Items from a data source:
=== Begin Enclosure ===

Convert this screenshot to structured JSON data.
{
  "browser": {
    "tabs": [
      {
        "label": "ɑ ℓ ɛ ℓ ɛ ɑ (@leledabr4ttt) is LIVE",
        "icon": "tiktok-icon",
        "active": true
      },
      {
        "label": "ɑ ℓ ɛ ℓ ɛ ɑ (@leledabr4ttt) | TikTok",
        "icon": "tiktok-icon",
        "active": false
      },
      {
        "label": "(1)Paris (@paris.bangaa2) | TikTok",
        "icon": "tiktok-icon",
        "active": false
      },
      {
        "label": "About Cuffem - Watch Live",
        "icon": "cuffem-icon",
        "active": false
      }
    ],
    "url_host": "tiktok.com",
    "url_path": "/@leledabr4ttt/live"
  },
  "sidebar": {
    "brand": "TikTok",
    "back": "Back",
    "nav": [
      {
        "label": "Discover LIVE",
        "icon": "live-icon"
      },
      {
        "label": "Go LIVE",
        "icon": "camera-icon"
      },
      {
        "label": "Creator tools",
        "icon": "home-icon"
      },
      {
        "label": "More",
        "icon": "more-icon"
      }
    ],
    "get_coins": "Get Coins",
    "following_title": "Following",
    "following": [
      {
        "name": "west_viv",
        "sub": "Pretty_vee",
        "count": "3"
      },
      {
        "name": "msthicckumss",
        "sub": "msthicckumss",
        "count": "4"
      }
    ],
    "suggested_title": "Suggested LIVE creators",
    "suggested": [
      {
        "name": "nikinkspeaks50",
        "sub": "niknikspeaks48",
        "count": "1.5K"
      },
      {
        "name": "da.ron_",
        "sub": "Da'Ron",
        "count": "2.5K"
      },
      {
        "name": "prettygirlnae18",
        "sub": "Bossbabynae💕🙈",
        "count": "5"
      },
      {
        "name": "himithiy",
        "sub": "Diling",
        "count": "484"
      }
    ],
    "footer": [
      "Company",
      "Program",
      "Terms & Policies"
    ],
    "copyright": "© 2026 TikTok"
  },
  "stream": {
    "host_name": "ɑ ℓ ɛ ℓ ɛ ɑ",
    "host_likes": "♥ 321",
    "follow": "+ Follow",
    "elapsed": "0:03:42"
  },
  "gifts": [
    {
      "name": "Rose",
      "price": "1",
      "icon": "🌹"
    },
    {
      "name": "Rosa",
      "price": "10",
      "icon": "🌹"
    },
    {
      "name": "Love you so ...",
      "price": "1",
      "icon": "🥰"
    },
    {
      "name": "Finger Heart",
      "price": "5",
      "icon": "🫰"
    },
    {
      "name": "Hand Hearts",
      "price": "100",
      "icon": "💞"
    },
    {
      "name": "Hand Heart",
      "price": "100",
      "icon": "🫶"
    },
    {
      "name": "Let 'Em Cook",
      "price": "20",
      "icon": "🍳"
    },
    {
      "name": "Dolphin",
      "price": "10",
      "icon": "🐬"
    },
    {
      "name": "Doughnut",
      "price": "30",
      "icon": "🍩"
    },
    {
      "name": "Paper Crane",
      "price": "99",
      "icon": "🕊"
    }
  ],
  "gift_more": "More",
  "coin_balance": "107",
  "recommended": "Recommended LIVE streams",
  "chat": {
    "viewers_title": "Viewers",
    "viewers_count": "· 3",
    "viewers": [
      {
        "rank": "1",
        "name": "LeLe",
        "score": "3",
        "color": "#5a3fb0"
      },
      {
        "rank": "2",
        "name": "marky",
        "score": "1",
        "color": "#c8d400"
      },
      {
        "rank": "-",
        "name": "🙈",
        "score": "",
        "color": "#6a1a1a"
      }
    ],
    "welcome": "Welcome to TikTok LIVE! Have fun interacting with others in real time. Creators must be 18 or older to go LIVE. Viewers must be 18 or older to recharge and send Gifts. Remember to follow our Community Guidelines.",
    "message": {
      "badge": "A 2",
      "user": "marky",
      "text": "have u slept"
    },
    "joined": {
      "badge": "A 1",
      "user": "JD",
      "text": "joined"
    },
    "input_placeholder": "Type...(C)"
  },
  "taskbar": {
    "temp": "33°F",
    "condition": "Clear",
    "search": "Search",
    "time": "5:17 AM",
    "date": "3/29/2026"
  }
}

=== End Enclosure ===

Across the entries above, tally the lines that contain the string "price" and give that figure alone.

10